DSC_0340

A quick note on alterations:

This pattern is drafted for the height of 5’6″ and may some require some lengthening or shortening if you are not  5’6″. Since I am somewhere between 5’9″ and 5’10” I ended up adding 1.5″ to both the bodice and the rise.

One great thing about Itch to Stitch patterns is that Kennis includes pieces for cup sizes A-DD. This means less alteration time and more sewing time. Which is always a good thing. Let’s all make sure to applaud Kennis for taking the extra time and effort to make our lives easier.

DSC_0337

Overall, I am 100% satisified with my Anza Jumpsuit and cannot wait to wear it again and again all summer long. Now, go grab your copy here.

Redwood Joggers

 

Melissa of Sew Like My Mom just released her newest pattern the Redwood Joggers. You can find the pattern for sale in her Etsy shop here. I had the opportunity to test this pattern and I’m thrilled that I did because I’ve been living in these pants.

IMG_6912
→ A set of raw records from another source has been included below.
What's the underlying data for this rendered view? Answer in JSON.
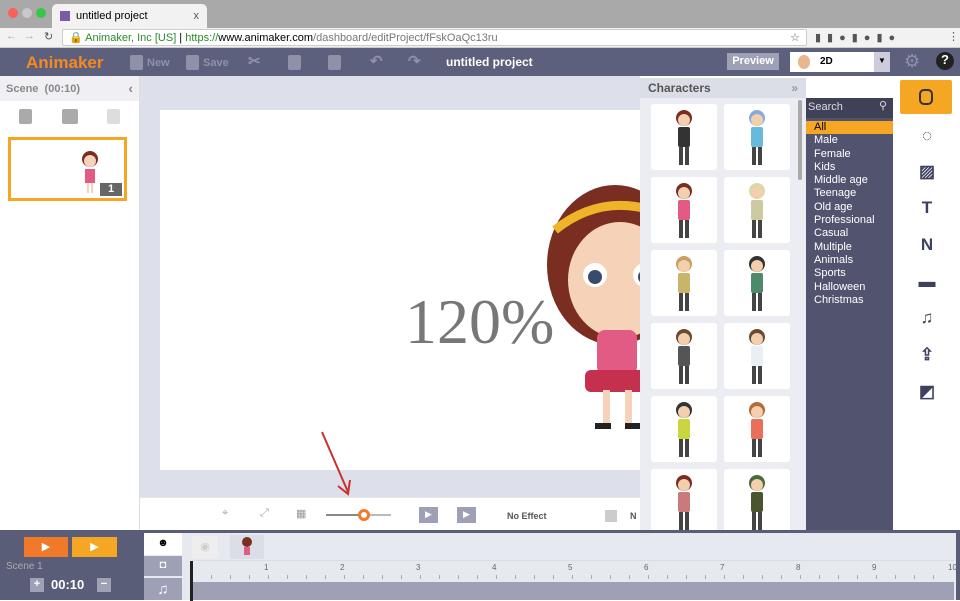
{
  "browser": {
    "tab_title": "untitled project",
    "tab_close": "x",
    "secure_label": "Animaker, Inc [US]",
    "url_prefix": "https://",
    "url_host": "www.animaker.com",
    "url_path": "/dashboard/editProject/fFskOaQc13ru"
  },
  "header": {
    "logo": "Animaker",
    "new_label": "New",
    "save_label": "Save",
    "project_title": "untitled project",
    "preview_label": "Preview",
    "mode_select": "2D"
  },
  "scene_panel": {
    "title": "Scene",
    "duration": "(00:10)",
    "scene_number": "1"
  },
  "canvas": {
    "zoom_overlay": "120%",
    "effect_label": "No Effect",
    "effect2_label": "N"
  },
  "characters": {
    "title": "Characters",
    "search_placeholder": "Search",
    "categories": [
      "All",
      "Male",
      "Female",
      "Kids",
      "Middle age",
      "Teenage",
      "Old age",
      "Professional",
      "Casual",
      "Multiple",
      "Animals",
      "Sports",
      "Halloween",
      "Christmas"
    ]
  },
  "timeline": {
    "scene_label": "Scene 1",
    "duration": "00:10",
    "ticks": [
      "1",
      "2",
      "3",
      "4",
      "5",
      "6",
      "7",
      "8",
      "9",
      "10"
    ]
  },
  "colors": {
    "accent": "#f5a623",
    "header": "#5d607c",
    "play_orange": "#f07a2a"
  }
}
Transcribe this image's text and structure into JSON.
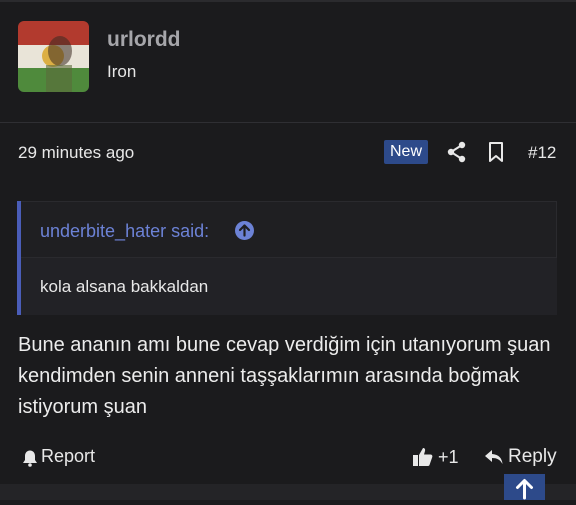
{
  "post": {
    "username": "urlordd",
    "user_title": "Iron",
    "timestamp": "29 minutes ago",
    "badge": "New",
    "post_number": "#12",
    "quote": {
      "author": "underbite_hater said:",
      "text": "kola alsana bakkaldan"
    },
    "message": "Bune ananın amı bune cevap verdiğim için utanıyorum şuan kendimden senin anneni taşşaklarımın arasında boğmak istiyorum şuan",
    "actions": {
      "report_label": "Report",
      "like_label": "+1",
      "reply_label": "Reply"
    }
  },
  "colors": {
    "background": "#1b1b1d",
    "accent": "#2d4a8a",
    "quote_link": "#6c82d6"
  },
  "icons": [
    "share-icon",
    "bookmark-icon",
    "arrow-up-circle-icon",
    "bell-icon",
    "thumbs-up-icon",
    "reply-arrow-icon",
    "arrow-up-icon"
  ]
}
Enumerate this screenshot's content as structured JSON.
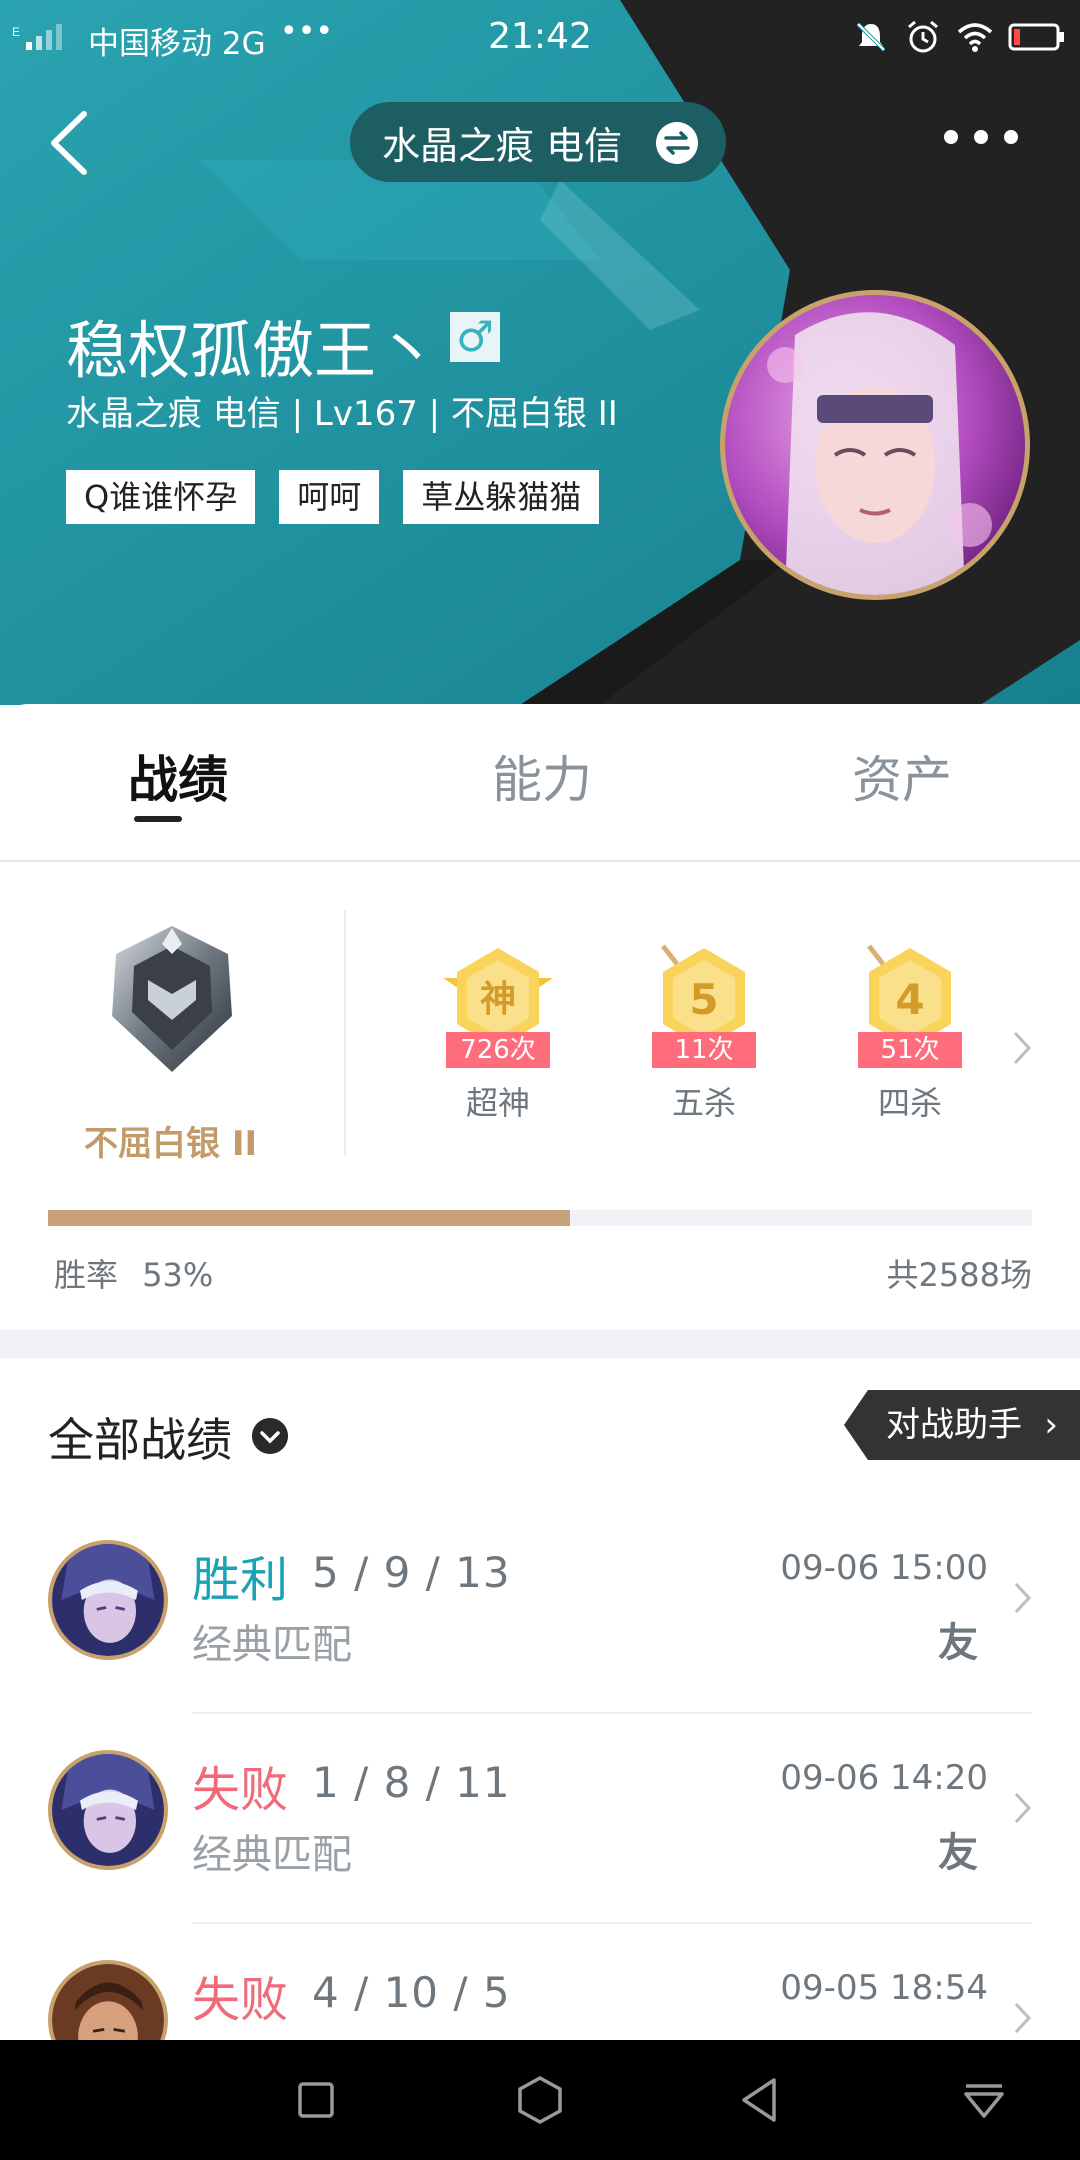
{
  "status_bar": {
    "carrier": "中国移动 2G",
    "dots": "•••",
    "time": "21:42",
    "icons": [
      "mute-icon",
      "alarm-icon",
      "wifi-icon",
      "battery-icon"
    ]
  },
  "nav": {
    "server": "水晶之痕 电信"
  },
  "profile": {
    "nickname": "稳权孤傲王丶",
    "gender_symbol": "♂",
    "info_line": "水晶之痕 电信 | Lv167 | 不屈白银 II",
    "tags": [
      "Q谁谁怀孕",
      "呵呵",
      "草丛躲猫猫"
    ]
  },
  "tabs": {
    "items": [
      "战绩",
      "能力",
      "资产"
    ],
    "active": "战绩"
  },
  "rank": {
    "tier": "不屈白银 II",
    "badges": [
      {
        "symbol": "神",
        "count": "726次",
        "name": "超神"
      },
      {
        "symbol": "5",
        "count": "11次",
        "name": "五杀"
      },
      {
        "symbol": "4",
        "count": "51次",
        "name": "四杀"
      }
    ],
    "win_rate_label": "胜率",
    "win_rate_value": "53%",
    "win_rate_fraction": 0.53,
    "total_games": "共2588场"
  },
  "records": {
    "title": "全部战绩",
    "assist_button": "对战助手",
    "items": [
      {
        "result": "胜利",
        "kda": "5 / 9 / 13",
        "mode": "经典匹配",
        "time": "09-06 15:00",
        "tag": "友"
      },
      {
        "result": "失败",
        "kda": "1 / 8 / 11",
        "mode": "经典匹配",
        "time": "09-06 14:20",
        "tag": "友"
      },
      {
        "result": "失败",
        "kda": "4 / 10 / 5",
        "mode": "",
        "time": "09-05 18:54",
        "tag": ""
      }
    ]
  },
  "colors": {
    "header_teal": "#1f8f9e",
    "header_dark": "#222222",
    "win": "#1aa3b5",
    "lose": "#f06a7a",
    "rank_gold": "#c39b6b",
    "badge_ribbon": "#ff6d7c"
  }
}
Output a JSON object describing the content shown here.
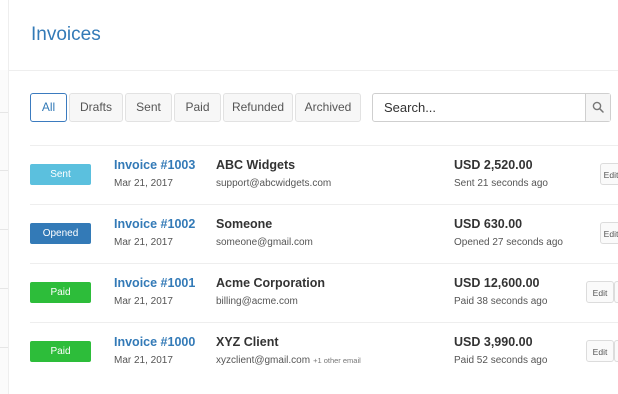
{
  "page": {
    "title": "Invoices"
  },
  "filters": [
    {
      "label": "All",
      "active": true
    },
    {
      "label": "Drafts"
    },
    {
      "label": "Sent"
    },
    {
      "label": "Paid"
    },
    {
      "label": "Refunded"
    },
    {
      "label": "Archived"
    }
  ],
  "search": {
    "placeholder": "Search...",
    "icon": "search-icon"
  },
  "colors": {
    "accent": "#337ab7",
    "sent": "#5bc0de",
    "opened": "#337ab7",
    "paid": "#2dbd3a"
  },
  "invoices": [
    {
      "status_badge": "Sent",
      "number": "Invoice #1003",
      "date": "Mar 21, 2017",
      "client": "ABC Widgets",
      "email": "support@abcwidgets.com",
      "extra_email": "",
      "amount": "USD 2,520.00",
      "status_text": "Sent 21 seconds ago",
      "edit_label": "Edit"
    },
    {
      "status_badge": "Opened",
      "number": "Invoice #1002",
      "date": "Mar 21, 2017",
      "client": "Someone",
      "email": "someone@gmail.com",
      "extra_email": "",
      "amount": "USD 630.00",
      "status_text": "Opened 27 seconds ago",
      "edit_label": "Edit"
    },
    {
      "status_badge": "Paid",
      "number": "Invoice #1001",
      "date": "Mar 21, 2017",
      "client": "Acme Corporation",
      "email": "billing@acme.com",
      "extra_email": "",
      "amount": "USD 12,600.00",
      "status_text": "Paid 38 seconds ago",
      "edit_label": "Edit"
    },
    {
      "status_badge": "Paid",
      "number": "Invoice #1000",
      "date": "Mar 21, 2017",
      "client": "XYZ Client",
      "email": "xyzclient@gmail.com",
      "extra_email": "+1 other email",
      "amount": "USD 3,990.00",
      "status_text": "Paid 52 seconds ago",
      "edit_label": "Edit"
    }
  ]
}
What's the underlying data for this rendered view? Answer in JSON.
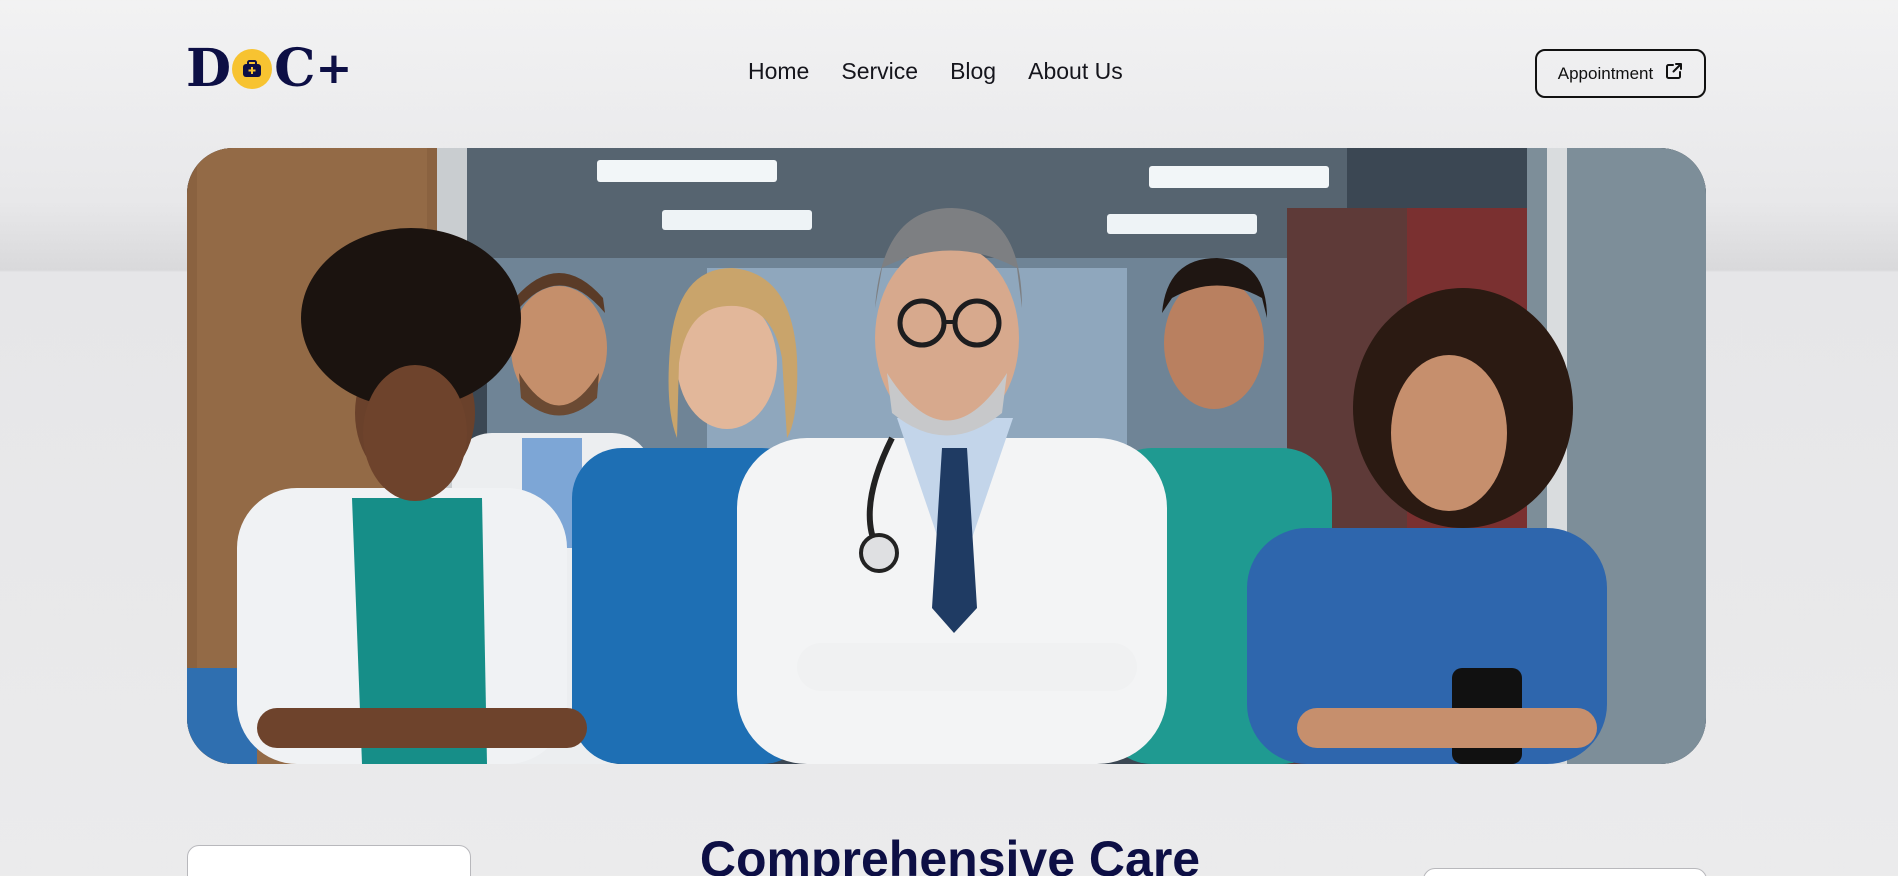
{
  "brand": {
    "logo_letter_1": "D",
    "logo_letter_3": "C",
    "logo_plus": "+",
    "accent_color": "#f7c331",
    "primary_color": "#0d0f45"
  },
  "nav": {
    "items": [
      {
        "label": "Home"
      },
      {
        "label": "Service"
      },
      {
        "label": "Blog"
      },
      {
        "label": "About Us"
      }
    ]
  },
  "header": {
    "appointment_label": "Appointment",
    "appointment_icon": "external-link-icon"
  },
  "hero": {
    "image_subject": "team of six medical professionals standing with arms crossed in a hospital corridor",
    "icons": [
      "medical-bag-icon"
    ]
  },
  "section": {
    "title": "Comprehensive Care"
  }
}
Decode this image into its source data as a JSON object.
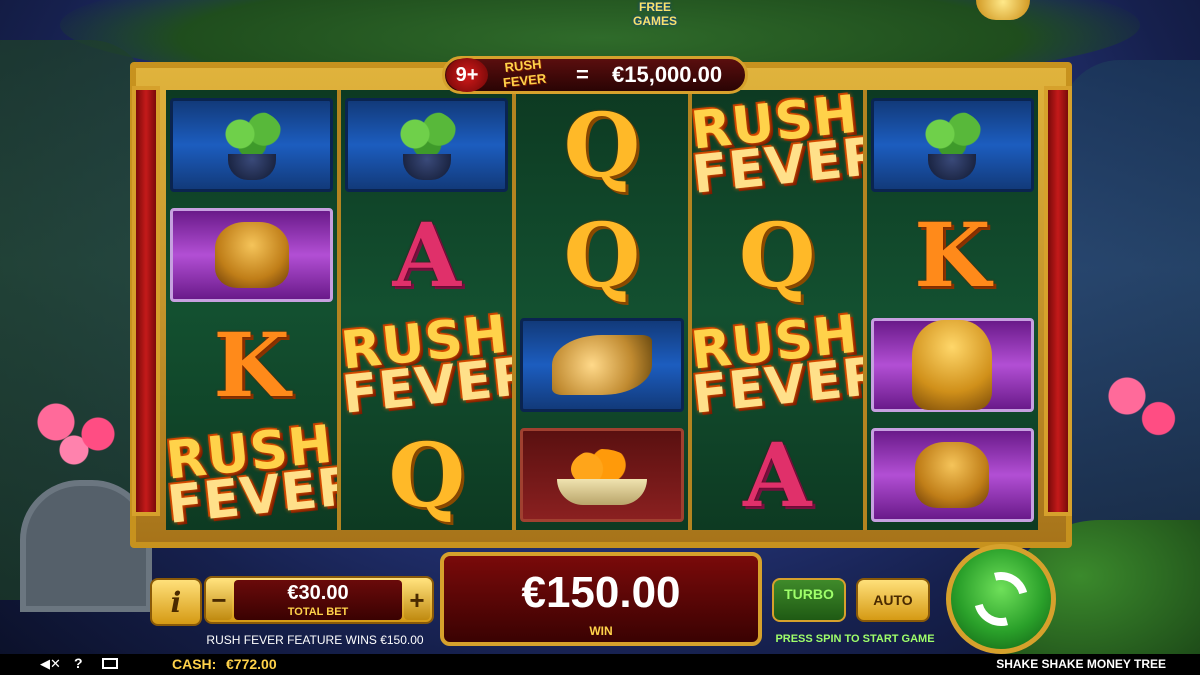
{
  "top": {
    "free_games_label": "FREE GAMES"
  },
  "prize_banner": {
    "count": "9+",
    "rush_word": "RUSH",
    "fever_word": "FEVER",
    "equals": "=",
    "amount": "€15,000.00"
  },
  "reels": [
    [
      "bamboo",
      "frog",
      "K",
      "rush_fever"
    ],
    [
      "bamboo",
      "A",
      "rush_fever",
      "Q"
    ],
    [
      "Q",
      "Q",
      "bird",
      "oranges"
    ],
    [
      "rush_fever",
      "Q",
      "rush_fever",
      "A"
    ],
    [
      "bamboo",
      "K",
      "lion",
      "frog"
    ]
  ],
  "rush_fever_label": {
    "line1": "RUSH",
    "line2": "FEVER"
  },
  "controls": {
    "info_label": "i",
    "minus_label": "−",
    "plus_label": "+",
    "bet_value": "€30.00",
    "bet_label": "TOTAL BET",
    "feature_text": "RUSH FEVER FEATURE WINS €150.00",
    "win_value": "€150.00",
    "win_label": "WIN",
    "turbo_label": "TURBO",
    "auto_label": "AUTO",
    "press_text": "PRESS SPIN TO START GAME"
  },
  "status": {
    "sound_icon": "speaker-muted-icon",
    "help_label": "?",
    "cash_label": "CASH:",
    "cash_value": "€772.00",
    "game_title": "SHAKE SHAKE MONEY TREE"
  },
  "colors": {
    "gold": "#d6a12c",
    "win_red": "#7a0a0a",
    "spin_green": "#2aa02a"
  }
}
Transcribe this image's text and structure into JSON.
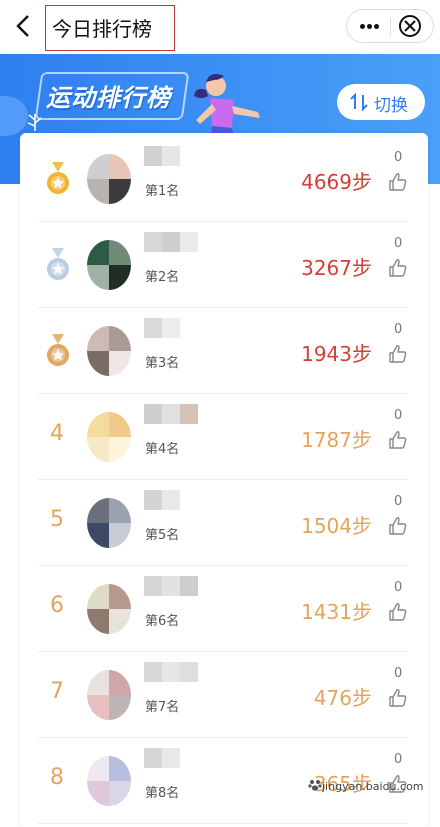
{
  "nav": {
    "title": "今日排行榜",
    "back_icon": "chevron-left-icon",
    "more_icon": "more-dots-icon",
    "close_icon": "close-circle-icon"
  },
  "banner": {
    "title": "运动排行榜",
    "switch_label": "切换",
    "switch_icon": "swap-arrows-icon",
    "accent_color": "#2f7ff0"
  },
  "colors": {
    "top3_steps": "#d23f36",
    "other_steps": "#e3a45c",
    "gold_medal": "#f1b330",
    "silver_medal": "#b9cde0",
    "bronze_medal": "#e0a864"
  },
  "ranking": [
    {
      "rank": "1",
      "medal": "gold",
      "place": "第1名",
      "steps": "4669步",
      "likes": "0"
    },
    {
      "rank": "2",
      "medal": "silver",
      "place": "第2名",
      "steps": "3267步",
      "likes": "0"
    },
    {
      "rank": "3",
      "medal": "bronze",
      "place": "第3名",
      "steps": "1943步",
      "likes": "0"
    },
    {
      "rank": "4",
      "medal": "",
      "place": "第4名",
      "steps": "1787步",
      "likes": "0"
    },
    {
      "rank": "5",
      "medal": "",
      "place": "第5名",
      "steps": "1504步",
      "likes": "0"
    },
    {
      "rank": "6",
      "medal": "",
      "place": "第6名",
      "steps": "1431步",
      "likes": "0"
    },
    {
      "rank": "7",
      "medal": "",
      "place": "第7名",
      "steps": "476步",
      "likes": "0"
    },
    {
      "rank": "8",
      "medal": "",
      "place": "第8名",
      "steps": "365步",
      "likes": "0"
    }
  ],
  "watermark": "jingyan.baidu.com"
}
Included in the pattern are 3 different lengths: shorts, cropped, and pants. I chose to sew up the pants in this fantastic jersey knit from the Cultivate line by Bonnie Christine for Art Gallery Fabrics. I’ve never been one to shy away from a print, but this time I wanted to make something a bit calmer than usual and opted for neutral colored stripes. The weight of this jersey feels perfect for the current season and I plan on making a second pair in french terry once cooler weather arrives.

IMG_6913

The overall fit of the Redwood Joggers is fantastic! Melissa obviously took extra care to make sure she got the fit just right. Only two small adjustments were needed to make sure mine fit just right. First, I added two inches to the length of the pants which is an adjustment I make to nearly every pants pattern. Second, I made a size medium pant and used the elastic measurement for the size small since my waist was closer to that measurement. They’re a great alternative to my baggier sweatpants and tight fitting leggings. I feel like the fit makes them much more acceptable to wear in public than some of my other active wear type clothing.

IMG_6914

My very favorite detail on these pants are the triangle pockets. Originally, I just thought they were a fun design detail that may or may not be functional. After wearing them for two days in a row, however, I found that they are completely functional and in many cases better than the regular patch or inseam pockets in most of my joggers or sweatpants. The placement and depth of the pockets helped to keep my phone secure when sitting and while chasing my wild toddler. Many of my jogger pants have shallow pockets which means my phone will randomly fall out when I bend or or sit down.

IMG_6968

Next up: I plan to sew a pair of Sew Like My Mom Boxwood Joggers for my son. I am most definitely that mom who dresses my child to match. I figure it will make him easier to find if he’s ever lost in a crowd, right?